Yet the average movie viewer has just been conditioned to associate ID with an exaggerated parody of young earth creationism. Of course the typical moviegoer is enjoying the comedy and is not likely engaging this material critically enough to see they are being manipulated.  That is how good propaganda works.

But that is not really the worst aspect of Paul’s anti-Christian agenda.  When Ruth first sees Paul she screams “Demon.” While many Christians do believe the UFO phenomenon to be demonic, secular scientists like Jacques Valle[3] and Pierre Guerin[4] see the possibility as well.  When faced with the reality of alien life Ruth gladly surrenders her Christian faith and is eager to get about the business of freedom. She has been set free to enjoy what life is really about, swearing and fornicating. As if this is what true freedom is all about. Sadly, nothing could be further from the truth (Jn 8:34).

The mere existence of extraterrestrial life is represented as a complete defeater for Christianity. This is a commonly held misconception that should be addressed. It’s false. Theologians are not at all threatened by the possibility that God has not told us everything. Ted Peters writes,

Now, in my judgment, such alleged conventional wisdom regarding the predicted demise of religion is misleading and unfounded. It is misleading because it commits the fallacy of false alternatives: either believe in the ancient God of Israel or believe the speculative facts about ETIL (extraterrestrial intelligent life). This is a false set of alternatives, because theologians both Christian and Jewish could easily absorb new knowledge regarding extraterrestrial life.[5]

In fact, during his talk at the God Man and ET conference Dr. Michael Heiser presented a case that historically theologians were even branded heretics for not believing that an omnipotent God probably had created other worlds.[6] Thoughtful Christians are so rarely portrayed in Hollywood, if the movie producers ever actually acknowledged one they might lose their faith in hedonism.

Still yet, the anti-Christian polemic gets even worse…
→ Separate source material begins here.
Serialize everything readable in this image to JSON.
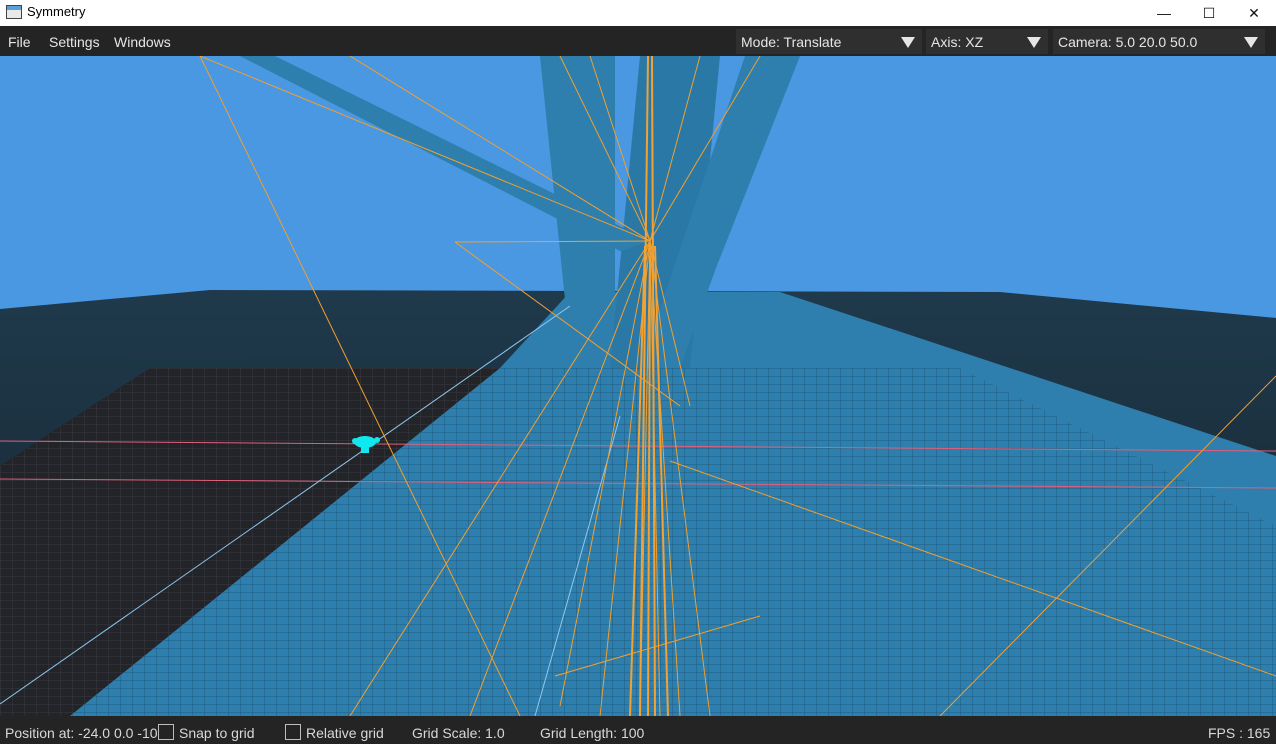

And more subversive… Paul has healing powers. First he heals fundamentalist Ruth’s bad eye winning her to atheism.  In one scene he resurrects a dead bird and then promptly eats it quipping, “I’m not going to eat a dead bird am I?” Yes Paul can resurrect the dead. Of course, these powers are attributed to the magical properties of evolution. But as the movie progresses we learn that in healing Paul takes on the wounds of the subject. Paul reveals that it is too dangerous to bring a human back to life. That is, until near the end of the film when Simon Pegg’s character is blasted by Ruth’s violent shotgun toting Father named Moses. Paul himself almost dies in absorbing the deadly wound and saves the day. Sound familiar?
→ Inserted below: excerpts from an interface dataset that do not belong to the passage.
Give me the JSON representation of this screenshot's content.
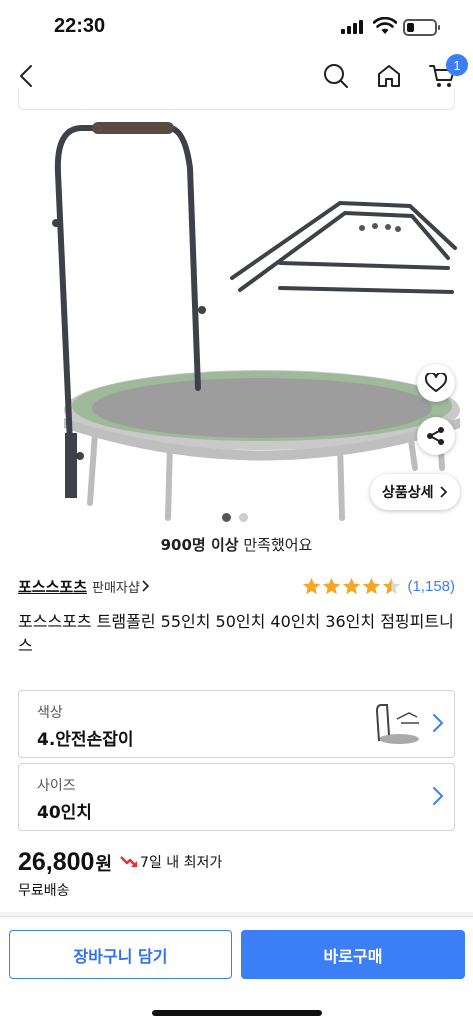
{
  "status_bar": {
    "time": "22:30"
  },
  "header": {
    "cart_count": "1"
  },
  "product_image": {
    "page_count": 2,
    "active_index": 0,
    "detail_label": "상품상세"
  },
  "satisfaction": {
    "count": "900명 이상",
    "text": "만족했어요"
  },
  "seller": {
    "name": "포스스포츠",
    "tag": "판매자샵"
  },
  "rating": {
    "stars": 4.5,
    "count": "(1,158)"
  },
  "product_title": "포스스포츠 트램폴린 55인치 50인치 40인치 36인치 점핑피트니스",
  "options": [
    {
      "label": "색상",
      "value": "4.안전손잡이"
    },
    {
      "label": "사이즈",
      "value": "40인치"
    }
  ],
  "price": {
    "amount": "26,800",
    "unit": "원",
    "lowest_badge": "7일 내 최저가",
    "shipping": "무료배송"
  },
  "buttons": {
    "cart": "장바구니 담기",
    "buy": "바로구매"
  },
  "colors": {
    "accent": "#3b7ef6",
    "star": "#f5a623",
    "lowest_arrow": "#e8312f"
  }
}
But he was wounded for our transgressions; he was crushed for our iniquities; upon him was the chastisement that brought us peace, and with his stripes we are healed. (Is 53:5)
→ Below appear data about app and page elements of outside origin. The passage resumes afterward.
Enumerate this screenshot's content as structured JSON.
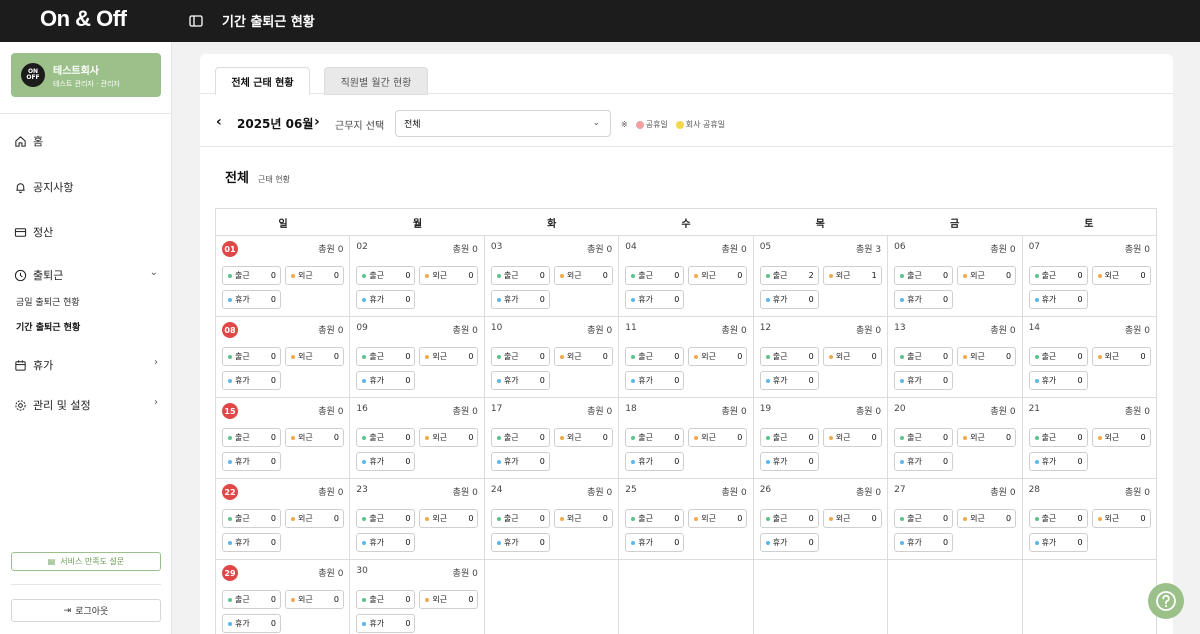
{
  "app": {
    "logo": "On & Off",
    "page_title": "기간 출퇴근 현황"
  },
  "sidebar": {
    "company": {
      "logo_text": "ON OFF",
      "name": "테스트회사",
      "sub": "테스트 관리자 · 관리자",
      "color": "#9bc089"
    },
    "items": [
      {
        "label": "홈",
        "icon": "home-icon"
      },
      {
        "label": "공지사항",
        "icon": "bell-icon"
      },
      {
        "label": "정산",
        "icon": "card-icon"
      },
      {
        "label": "출퇴근",
        "icon": "clock-icon"
      },
      {
        "label": "휴가",
        "icon": "calendar-icon"
      },
      {
        "label": "관리 및 설정",
        "icon": "gear-icon"
      }
    ],
    "sub_items": [
      {
        "label": "금일 출퇴근 현황"
      },
      {
        "label": "기간 출퇴근 현황"
      }
    ],
    "survey_label": "서비스 만족도 설문",
    "logout_label": "로그아웃"
  },
  "tabs": [
    {
      "label": "전체 근태 현황"
    },
    {
      "label": "직원별 월간 현황"
    }
  ],
  "toolbar": {
    "month": "2025년 06월",
    "site_label": "근무지 선택",
    "site_value": "전체",
    "legend_prefix": "※",
    "legend_public": "공휴일",
    "legend_company": "회사 공휴일",
    "public_color": "#f0a0a0",
    "company_color": "#f2d94a"
  },
  "section": {
    "title": "전체",
    "sub": "근태 현황"
  },
  "calendar": {
    "weekdays": [
      "일",
      "월",
      "화",
      "수",
      "목",
      "금",
      "토"
    ],
    "labels": {
      "total": "총원",
      "in": "출근",
      "out": "외근",
      "leave": "휴가"
    },
    "colors": {
      "in": "#5cc48a",
      "out": "#f2a94a",
      "leave": "#5bb8e8"
    },
    "days": [
      {
        "date": "01",
        "total": "0",
        "in": "0",
        "out": "0",
        "leave": "0",
        "holiday": true
      },
      {
        "date": "02",
        "total": "0",
        "in": "0",
        "out": "0",
        "leave": "0"
      },
      {
        "date": "03",
        "total": "0",
        "in": "0",
        "out": "0",
        "leave": "0"
      },
      {
        "date": "04",
        "total": "0",
        "in": "0",
        "out": "0",
        "leave": "0"
      },
      {
        "date": "05",
        "total": "3",
        "in": "2",
        "out": "1",
        "leave": "0"
      },
      {
        "date": "06",
        "total": "0",
        "in": "0",
        "out": "0",
        "leave": "0"
      },
      {
        "date": "07",
        "total": "0",
        "in": "0",
        "out": "0",
        "leave": "0"
      },
      {
        "date": "08",
        "total": "0",
        "in": "0",
        "out": "0",
        "leave": "0",
        "holiday": true
      },
      {
        "date": "09",
        "total": "0",
        "in": "0",
        "out": "0",
        "leave": "0"
      },
      {
        "date": "10",
        "total": "0",
        "in": "0",
        "out": "0",
        "leave": "0"
      },
      {
        "date": "11",
        "total": "0",
        "in": "0",
        "out": "0",
        "leave": "0"
      },
      {
        "date": "12",
        "total": "0",
        "in": "0",
        "out": "0",
        "leave": "0"
      },
      {
        "date": "13",
        "total": "0",
        "in": "0",
        "out": "0",
        "leave": "0"
      },
      {
        "date": "14",
        "total": "0",
        "in": "0",
        "out": "0",
        "leave": "0"
      },
      {
        "date": "15",
        "total": "0",
        "in": "0",
        "out": "0",
        "leave": "0",
        "holiday": true
      },
      {
        "date": "16",
        "total": "0",
        "in": "0",
        "out": "0",
        "leave": "0"
      },
      {
        "date": "17",
        "total": "0",
        "in": "0",
        "out": "0",
        "leave": "0"
      },
      {
        "date": "18",
        "total": "0",
        "in": "0",
        "out": "0",
        "leave": "0"
      },
      {
        "date": "19",
        "total": "0",
        "in": "0",
        "out": "0",
        "leave": "0"
      },
      {
        "date": "20",
        "total": "0",
        "in": "0",
        "out": "0",
        "leave": "0"
      },
      {
        "date": "21",
        "total": "0",
        "in": "0",
        "out": "0",
        "leave": "0"
      },
      {
        "date": "22",
        "total": "0",
        "in": "0",
        "out": "0",
        "leave": "0",
        "holiday": true
      },
      {
        "date": "23",
        "total": "0",
        "in": "0",
        "out": "0",
        "leave": "0"
      },
      {
        "date": "24",
        "total": "0",
        "in": "0",
        "out": "0",
        "leave": "0"
      },
      {
        "date": "25",
        "total": "0",
        "in": "0",
        "out": "0",
        "leave": "0"
      },
      {
        "date": "26",
        "total": "0",
        "in": "0",
        "out": "0",
        "leave": "0"
      },
      {
        "date": "27",
        "total": "0",
        "in": "0",
        "out": "0",
        "leave": "0"
      },
      {
        "date": "28",
        "total": "0",
        "in": "0",
        "out": "0",
        "leave": "0"
      },
      {
        "date": "29",
        "total": "0",
        "in": "0",
        "out": "0",
        "leave": "0",
        "holiday": true
      },
      {
        "date": "30",
        "total": "0",
        "in": "0",
        "out": "0",
        "leave": "0"
      }
    ]
  }
}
Curious that I characterized this film as anti-Christian propaganda. In the Greek, the term rendered “antichrist” ἀντίχριστος not only refers to one who opposes Christ but also to one who usurps his position.[7]

[1] “Paul Evolve This Mens T Shirt,” http://www.amazon.com/Paul-Evolve-This-Mens-T-shirt/dp/B004Q72TDY (accessed May 4, 2011).

[2]William A. Dembski and Henry F. Schaefer III, Mere Creation: Science, Faith & Intelligent Design (Downers Grove, IL: InterVarsity Press, 1998), 16.

[3] “The ‘medical examination’ to which abductees are said to be subjected, often accompanied by sadistic sexual manipulation, is reminiscient of the medieval tales of encounters with demons.” Jacques Vallee, Confrontations, p. 13.

[4] “UFO behaviour is more akin to magic than to physics as we know it… the modern UFOnauts and the demons of past days are probably identical.” Pierre Guerin, FSR Vol. 25, No. 1, p. 13-14.

[5] Ted Peters, “The Astrobiological Delusion Regarding the Future of Religion” Counterbalence, http://www.counterbalance.org/astrotheo/astro-frame.html (accessed May 3, 2011).

[6]“God Man and ET,” http://www.michaelsheiser.com/UWConferencePage.htm (accessed May 3, 2011).

[7]James Swanson, Dictionary of Biblical Languages With Semantic Domains : Greek (New Testament), electronic ed. (Oak Harbor: Logos Research Systems, Inc., 1997), DBLG 532.